Return every line of the entries that includes the word "title".

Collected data
%%
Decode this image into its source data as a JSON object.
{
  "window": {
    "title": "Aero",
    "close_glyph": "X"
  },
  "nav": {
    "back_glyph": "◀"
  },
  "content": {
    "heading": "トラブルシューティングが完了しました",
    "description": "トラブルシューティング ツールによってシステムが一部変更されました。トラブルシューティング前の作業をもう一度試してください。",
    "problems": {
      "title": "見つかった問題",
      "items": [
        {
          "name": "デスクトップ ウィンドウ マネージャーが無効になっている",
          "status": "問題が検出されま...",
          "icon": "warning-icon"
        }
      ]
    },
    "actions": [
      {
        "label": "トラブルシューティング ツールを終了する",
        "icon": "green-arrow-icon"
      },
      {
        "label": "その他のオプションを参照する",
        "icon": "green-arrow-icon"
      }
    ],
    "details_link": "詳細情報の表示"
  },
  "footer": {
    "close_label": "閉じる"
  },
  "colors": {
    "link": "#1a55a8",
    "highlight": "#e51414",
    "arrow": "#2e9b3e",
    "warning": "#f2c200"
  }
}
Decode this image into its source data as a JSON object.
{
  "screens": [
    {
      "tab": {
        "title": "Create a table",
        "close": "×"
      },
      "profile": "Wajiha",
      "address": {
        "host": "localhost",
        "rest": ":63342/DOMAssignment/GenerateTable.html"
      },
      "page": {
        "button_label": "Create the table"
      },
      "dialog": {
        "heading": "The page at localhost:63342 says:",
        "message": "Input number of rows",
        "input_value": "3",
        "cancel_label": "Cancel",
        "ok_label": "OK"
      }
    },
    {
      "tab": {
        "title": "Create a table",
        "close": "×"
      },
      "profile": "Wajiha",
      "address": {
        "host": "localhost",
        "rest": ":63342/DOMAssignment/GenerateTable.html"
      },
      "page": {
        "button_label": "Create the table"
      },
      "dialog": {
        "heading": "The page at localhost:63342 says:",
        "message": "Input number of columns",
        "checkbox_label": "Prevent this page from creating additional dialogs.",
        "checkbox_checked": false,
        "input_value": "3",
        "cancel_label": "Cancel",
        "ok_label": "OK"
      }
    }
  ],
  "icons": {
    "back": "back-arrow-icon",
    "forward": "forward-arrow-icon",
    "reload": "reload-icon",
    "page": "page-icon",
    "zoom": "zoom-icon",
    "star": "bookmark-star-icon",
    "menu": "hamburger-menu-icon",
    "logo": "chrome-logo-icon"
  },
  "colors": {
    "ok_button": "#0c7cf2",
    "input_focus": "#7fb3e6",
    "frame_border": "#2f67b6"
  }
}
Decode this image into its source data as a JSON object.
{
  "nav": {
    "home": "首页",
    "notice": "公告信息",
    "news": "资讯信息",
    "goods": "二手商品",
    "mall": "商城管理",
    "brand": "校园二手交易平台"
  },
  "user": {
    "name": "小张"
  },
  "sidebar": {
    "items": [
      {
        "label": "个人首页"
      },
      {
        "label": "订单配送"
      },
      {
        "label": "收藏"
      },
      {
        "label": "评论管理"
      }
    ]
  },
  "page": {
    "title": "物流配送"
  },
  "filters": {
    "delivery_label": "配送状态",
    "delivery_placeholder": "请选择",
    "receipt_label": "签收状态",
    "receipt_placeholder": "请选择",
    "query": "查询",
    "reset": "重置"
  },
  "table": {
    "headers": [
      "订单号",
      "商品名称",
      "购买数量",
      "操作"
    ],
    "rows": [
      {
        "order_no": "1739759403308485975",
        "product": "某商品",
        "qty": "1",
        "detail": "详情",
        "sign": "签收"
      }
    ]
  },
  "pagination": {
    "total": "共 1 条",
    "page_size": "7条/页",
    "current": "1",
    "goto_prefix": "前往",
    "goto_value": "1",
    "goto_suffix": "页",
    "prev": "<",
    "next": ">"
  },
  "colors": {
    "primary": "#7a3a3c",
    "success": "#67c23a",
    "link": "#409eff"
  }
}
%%
[Solution to this problem]
    "title": "Aero",
      "title": "見つかった問題",
        "title": "Create a table",
        "title": "Create a table",
    "title": "物流配送"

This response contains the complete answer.